- **WHAT IS REQUIRED**: Your task is to filter the data below down to the lines holding "King".
-- EXTRACTED DATA follows --
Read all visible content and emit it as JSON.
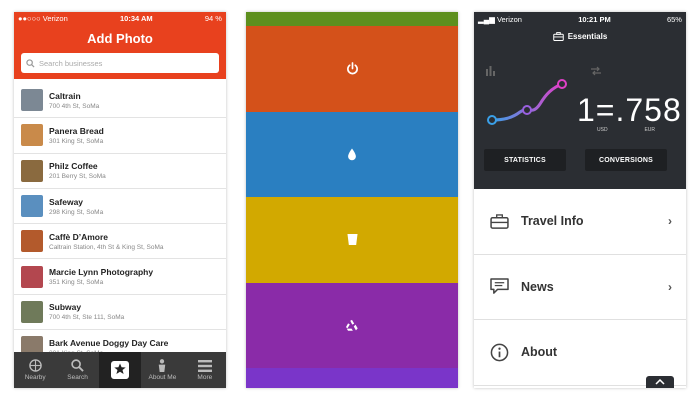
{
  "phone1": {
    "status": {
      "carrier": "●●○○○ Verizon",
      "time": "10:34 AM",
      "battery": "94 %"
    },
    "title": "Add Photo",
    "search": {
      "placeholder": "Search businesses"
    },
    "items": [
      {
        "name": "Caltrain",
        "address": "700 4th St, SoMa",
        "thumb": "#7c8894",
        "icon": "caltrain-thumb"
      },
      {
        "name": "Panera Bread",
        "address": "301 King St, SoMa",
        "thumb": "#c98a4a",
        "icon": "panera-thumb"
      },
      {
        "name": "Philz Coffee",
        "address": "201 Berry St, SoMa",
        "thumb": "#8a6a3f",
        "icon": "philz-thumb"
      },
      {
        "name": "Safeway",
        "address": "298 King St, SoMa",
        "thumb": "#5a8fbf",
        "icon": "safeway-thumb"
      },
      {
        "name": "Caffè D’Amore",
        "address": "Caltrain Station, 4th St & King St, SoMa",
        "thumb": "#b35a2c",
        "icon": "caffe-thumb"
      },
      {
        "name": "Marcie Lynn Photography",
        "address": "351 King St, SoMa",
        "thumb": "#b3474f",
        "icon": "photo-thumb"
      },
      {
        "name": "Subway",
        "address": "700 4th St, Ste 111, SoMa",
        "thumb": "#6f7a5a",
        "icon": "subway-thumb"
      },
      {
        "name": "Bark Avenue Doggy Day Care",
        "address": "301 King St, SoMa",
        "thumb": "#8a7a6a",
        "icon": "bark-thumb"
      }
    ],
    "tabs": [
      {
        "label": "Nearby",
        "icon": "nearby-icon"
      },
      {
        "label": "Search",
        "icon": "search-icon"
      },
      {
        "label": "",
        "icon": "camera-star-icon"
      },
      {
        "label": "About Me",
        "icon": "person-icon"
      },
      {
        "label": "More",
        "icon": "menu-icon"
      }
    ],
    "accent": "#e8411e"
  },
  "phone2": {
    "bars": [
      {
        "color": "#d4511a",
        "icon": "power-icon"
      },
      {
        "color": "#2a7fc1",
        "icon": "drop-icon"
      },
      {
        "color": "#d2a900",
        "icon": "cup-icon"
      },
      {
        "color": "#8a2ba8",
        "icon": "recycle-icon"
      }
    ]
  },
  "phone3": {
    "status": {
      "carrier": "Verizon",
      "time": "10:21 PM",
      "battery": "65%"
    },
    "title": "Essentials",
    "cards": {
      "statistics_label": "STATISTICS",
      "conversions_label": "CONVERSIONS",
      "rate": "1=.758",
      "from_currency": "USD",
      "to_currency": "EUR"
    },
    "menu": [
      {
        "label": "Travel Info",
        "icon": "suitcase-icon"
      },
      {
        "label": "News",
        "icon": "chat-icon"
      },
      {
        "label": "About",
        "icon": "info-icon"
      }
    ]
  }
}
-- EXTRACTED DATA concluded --
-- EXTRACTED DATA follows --
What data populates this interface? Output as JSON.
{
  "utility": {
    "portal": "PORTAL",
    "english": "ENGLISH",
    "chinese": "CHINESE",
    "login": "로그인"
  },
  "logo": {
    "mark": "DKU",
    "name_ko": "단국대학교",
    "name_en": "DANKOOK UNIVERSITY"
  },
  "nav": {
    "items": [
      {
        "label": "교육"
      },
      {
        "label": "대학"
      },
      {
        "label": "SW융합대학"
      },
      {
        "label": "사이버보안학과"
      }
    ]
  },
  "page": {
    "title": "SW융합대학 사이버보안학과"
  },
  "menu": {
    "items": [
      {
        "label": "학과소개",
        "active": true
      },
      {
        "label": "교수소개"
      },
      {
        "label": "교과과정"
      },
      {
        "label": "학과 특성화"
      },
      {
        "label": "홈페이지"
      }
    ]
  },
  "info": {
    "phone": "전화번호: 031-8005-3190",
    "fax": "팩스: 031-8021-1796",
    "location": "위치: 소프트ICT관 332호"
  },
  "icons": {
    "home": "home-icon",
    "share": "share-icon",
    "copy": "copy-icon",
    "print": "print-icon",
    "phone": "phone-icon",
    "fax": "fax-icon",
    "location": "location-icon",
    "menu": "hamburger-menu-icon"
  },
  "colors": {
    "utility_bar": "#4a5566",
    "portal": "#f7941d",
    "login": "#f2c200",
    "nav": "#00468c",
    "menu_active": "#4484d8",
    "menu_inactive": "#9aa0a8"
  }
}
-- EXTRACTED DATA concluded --
- **ANSWER TO THIS PROBLEM**:
        "address": "301 King St, SoMa",
        "address": "298 King St, SoMa",
        "address": "Caltrain Station, 4th St & King St, SoMa",
        "address": "351 King St, SoMa",
        "address": "301 King St, SoMa",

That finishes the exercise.